They’d hired a small car, not ideal for country driving but good enough, and they drove along an uncommon route that the GPS suggested, cutting through rolling hills and dairy farmland. With high beam on and the stars still cast above them, small insects and larger bogong moths flew past and into the windscreen, splatting dramatically as Qiang sped through the early morning with Jamie already nodding off back to sleep beside him. He felt not quite scared, but perhaps unwelcome, a foreign intruder in a magical landscape, so different to the Shanghai he’d grown up in. He rolled his window down just a crack to let the cool fresh air into the car, a refreshing jolt to keep him alert. And then they came.
The kangaroos—first by the side of the road and hopping away from the car, then sometimes looking up towards him, mesmerised with gleaming eyes—showed Qiang what he’d already known: he didn’t belong here, or anywhere. There were rabbits too, or hares, or whatever. The startled ones froze and stared into the headlights’ glare, while others ran madly into the long dry grass beyond the road’s shoulder.
Until somehow the kangaroos were on the road and he was chasing them, slowing to match their speed and not hit them, but still surprisingly fast, maybe 40 kilometres an hour.
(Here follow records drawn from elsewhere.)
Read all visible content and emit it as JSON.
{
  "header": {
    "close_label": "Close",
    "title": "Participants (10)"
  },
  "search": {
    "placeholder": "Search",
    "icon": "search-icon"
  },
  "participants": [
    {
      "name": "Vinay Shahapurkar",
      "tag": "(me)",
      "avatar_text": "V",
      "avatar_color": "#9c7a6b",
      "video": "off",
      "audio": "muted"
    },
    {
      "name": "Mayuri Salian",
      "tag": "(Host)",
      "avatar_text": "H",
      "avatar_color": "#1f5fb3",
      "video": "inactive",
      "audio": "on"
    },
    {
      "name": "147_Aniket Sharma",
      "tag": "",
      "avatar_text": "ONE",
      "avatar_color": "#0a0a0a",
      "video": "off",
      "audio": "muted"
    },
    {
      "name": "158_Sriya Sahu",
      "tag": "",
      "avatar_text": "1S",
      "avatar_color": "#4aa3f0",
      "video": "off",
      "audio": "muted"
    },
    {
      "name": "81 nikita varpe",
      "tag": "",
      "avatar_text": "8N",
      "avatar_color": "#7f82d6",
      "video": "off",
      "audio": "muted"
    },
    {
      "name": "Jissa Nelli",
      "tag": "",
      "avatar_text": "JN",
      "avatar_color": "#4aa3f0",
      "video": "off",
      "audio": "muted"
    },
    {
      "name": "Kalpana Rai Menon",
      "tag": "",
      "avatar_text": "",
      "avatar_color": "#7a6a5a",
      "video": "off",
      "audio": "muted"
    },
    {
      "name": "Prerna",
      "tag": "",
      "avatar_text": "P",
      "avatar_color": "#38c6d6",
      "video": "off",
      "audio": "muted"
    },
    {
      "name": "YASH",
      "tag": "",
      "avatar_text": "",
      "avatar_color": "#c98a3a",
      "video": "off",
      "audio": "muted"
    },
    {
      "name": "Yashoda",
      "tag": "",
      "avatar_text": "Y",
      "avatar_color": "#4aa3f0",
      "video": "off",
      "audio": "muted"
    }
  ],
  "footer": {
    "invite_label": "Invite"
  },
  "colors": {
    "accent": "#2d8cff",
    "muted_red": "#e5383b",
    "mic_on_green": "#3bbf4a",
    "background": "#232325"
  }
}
They loped along the tarmac as if they owned it, hopping kings of the dark morning, veering across each other’s path at times, side-to-side, but not leaving the road. Soon others joined from the side of the road and some even behind the car: he couldn’t slow down or speed up, for fear of hitting them. They seemed to be going… somewhere. Qiang sweated and Jamie still slept beside him. He could only follow and hope not to hit them. His mouth hung open in wonder.
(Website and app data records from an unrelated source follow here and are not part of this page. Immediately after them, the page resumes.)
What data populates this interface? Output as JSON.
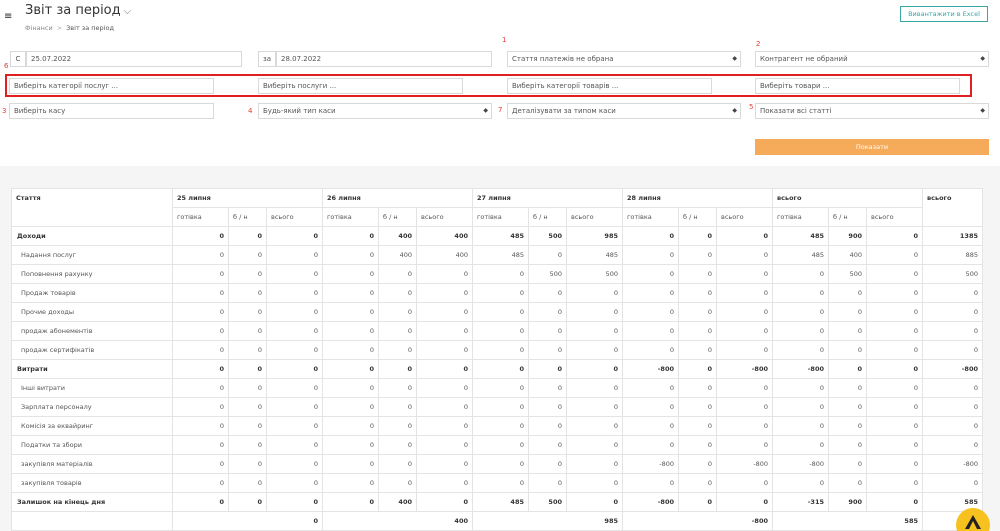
{
  "header": {
    "title": "Звіт за період",
    "breadcrumb": [
      "Фінанси",
      "Звіт за період"
    ],
    "excel_button": "Вивантажити в Excel"
  },
  "filters": {
    "from_prefix": "С",
    "from_date": "25.07.2022",
    "to_prefix": "за",
    "to_date": "28.07.2022",
    "payment_item": "Стаття платежів не обрана",
    "counterparty": "Контрагент не обраний",
    "service_categories": "Виберіть категорії послуг ...",
    "services": "Виберіть послуги ...",
    "product_categories": "Виберіть категорії товарів ...",
    "products": "Виберіть товари ...",
    "cashbox": "Виберіть касу",
    "cashbox_type": "Будь-який тип каси",
    "detail_by": "Деталізувати за типом каси",
    "show_items": "Показати всі статті",
    "show_button": "Показати",
    "markers": [
      "1",
      "2",
      "3",
      "4",
      "5",
      "6",
      "7"
    ]
  },
  "table": {
    "col_article": "Стаття",
    "groups": [
      "25 липня",
      "26 липня",
      "27 липня",
      "28 липня",
      "всього"
    ],
    "total_header": "всього",
    "sub": [
      "готівка",
      "б / н",
      "всього"
    ],
    "rows": [
      {
        "label": "Доходи",
        "bold": true,
        "v": [
          "0",
          "0",
          "0",
          "0",
          "400",
          "400",
          "485",
          "500",
          "985",
          "0",
          "0",
          "0",
          "485",
          "900",
          "0",
          "1385"
        ]
      },
      {
        "label": "Надання послуг",
        "bold": false,
        "v": [
          "0",
          "0",
          "0",
          "0",
          "400",
          "400",
          "485",
          "0",
          "485",
          "0",
          "0",
          "0",
          "485",
          "400",
          "0",
          "885"
        ]
      },
      {
        "label": "Поповнення рахунку",
        "bold": false,
        "v": [
          "0",
          "0",
          "0",
          "0",
          "0",
          "0",
          "0",
          "500",
          "500",
          "0",
          "0",
          "0",
          "0",
          "500",
          "0",
          "500"
        ]
      },
      {
        "label": "Продаж товарів",
        "bold": false,
        "v": [
          "0",
          "0",
          "0",
          "0",
          "0",
          "0",
          "0",
          "0",
          "0",
          "0",
          "0",
          "0",
          "0",
          "0",
          "0",
          "0"
        ]
      },
      {
        "label": "Прочие доходы",
        "bold": false,
        "v": [
          "0",
          "0",
          "0",
          "0",
          "0",
          "0",
          "0",
          "0",
          "0",
          "0",
          "0",
          "0",
          "0",
          "0",
          "0",
          "0"
        ]
      },
      {
        "label": "продаж абонементів",
        "bold": false,
        "v": [
          "0",
          "0",
          "0",
          "0",
          "0",
          "0",
          "0",
          "0",
          "0",
          "0",
          "0",
          "0",
          "0",
          "0",
          "0",
          "0"
        ]
      },
      {
        "label": "продаж сертифікатів",
        "bold": false,
        "v": [
          "0",
          "0",
          "0",
          "0",
          "0",
          "0",
          "0",
          "0",
          "0",
          "0",
          "0",
          "0",
          "0",
          "0",
          "0",
          "0"
        ]
      },
      {
        "label": "Витрати",
        "bold": true,
        "v": [
          "0",
          "0",
          "0",
          "0",
          "0",
          "0",
          "0",
          "0",
          "0",
          "-800",
          "0",
          "-800",
          "-800",
          "0",
          "0",
          "-800"
        ]
      },
      {
        "label": "Інші витрати",
        "bold": false,
        "v": [
          "0",
          "0",
          "0",
          "0",
          "0",
          "0",
          "0",
          "0",
          "0",
          "0",
          "0",
          "0",
          "0",
          "0",
          "0",
          "0"
        ]
      },
      {
        "label": "Зарплата персоналу",
        "bold": false,
        "v": [
          "0",
          "0",
          "0",
          "0",
          "0",
          "0",
          "0",
          "0",
          "0",
          "0",
          "0",
          "0",
          "0",
          "0",
          "0",
          "0"
        ]
      },
      {
        "label": "Комісія за еквайринг",
        "bold": false,
        "v": [
          "0",
          "0",
          "0",
          "0",
          "0",
          "0",
          "0",
          "0",
          "0",
          "0",
          "0",
          "0",
          "0",
          "0",
          "0",
          "0"
        ]
      },
      {
        "label": "Податки та збори",
        "bold": false,
        "v": [
          "0",
          "0",
          "0",
          "0",
          "0",
          "0",
          "0",
          "0",
          "0",
          "0",
          "0",
          "0",
          "0",
          "0",
          "0",
          "0"
        ]
      },
      {
        "label": "закупівля матеріалів",
        "bold": false,
        "v": [
          "0",
          "0",
          "0",
          "0",
          "0",
          "0",
          "0",
          "0",
          "0",
          "-800",
          "0",
          "-800",
          "-800",
          "0",
          "0",
          "-800"
        ]
      },
      {
        "label": "закупівля товарів",
        "bold": false,
        "v": [
          "0",
          "0",
          "0",
          "0",
          "0",
          "0",
          "0",
          "0",
          "0",
          "0",
          "0",
          "0",
          "0",
          "0",
          "0",
          "0"
        ]
      },
      {
        "label": "Залишок на кінець дня",
        "bold": true,
        "v": [
          "0",
          "0",
          "0",
          "0",
          "400",
          "0",
          "485",
          "500",
          "0",
          "-800",
          "0",
          "0",
          "-315",
          "900",
          "0",
          "585"
        ]
      }
    ],
    "footer": [
      "0",
      "400",
      "985",
      "-800",
      "585"
    ]
  },
  "colors": {
    "accent": "#f5ab5a",
    "excel": "#3aa6a6",
    "highlight": "#e02020"
  },
  "icons": [
    "menu-icon",
    "chevron-down-icon",
    "select-arrow-icon",
    "logo-icon"
  ]
}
It was in his desire not to wake Jamie amid the swarm of kangaroos that he realised their relationship of convenience had to end. They’d been living together, sleeping together, and having sex, but it all felt so insubstantial, and he felt a sudden urge to experience this moment alone, without Jamie beside him. The kangaroos, though surely oblivious to the young Chinese man driving the car, had shown him something. He wondered, not for the first time, if maybe he could find a way to stay in this strange, large, quiet country.
Eventually the kangaroos veered right, away from the tarmac and onto the roadside, tiring of the road and finding a new path. Qiang sped up to get past them, hoping they wouldn’t move back onto the road and into the side of the car. And then they were nothing more than a memory, not even visible in the rear-view mirror. The sky was lightening up, turning to pink dawn and Qiang drove on, thankful that Jamie had remained asleep, not wanting to talk.
A chime sounded inside the plane’s cabin and Qiang blinked, his eyes not wet, but dry from the blasting air-con. He drank from a water bottle then glanced at the Australian couple seated beside him. He had got Billy back, for a little while, and now both Jamie and Billy were back down there on the ground. The faint taste of failure at the back of his throat began to fade, and he couldn’t even think of the dream as a memory, since he had already decided not to remember it.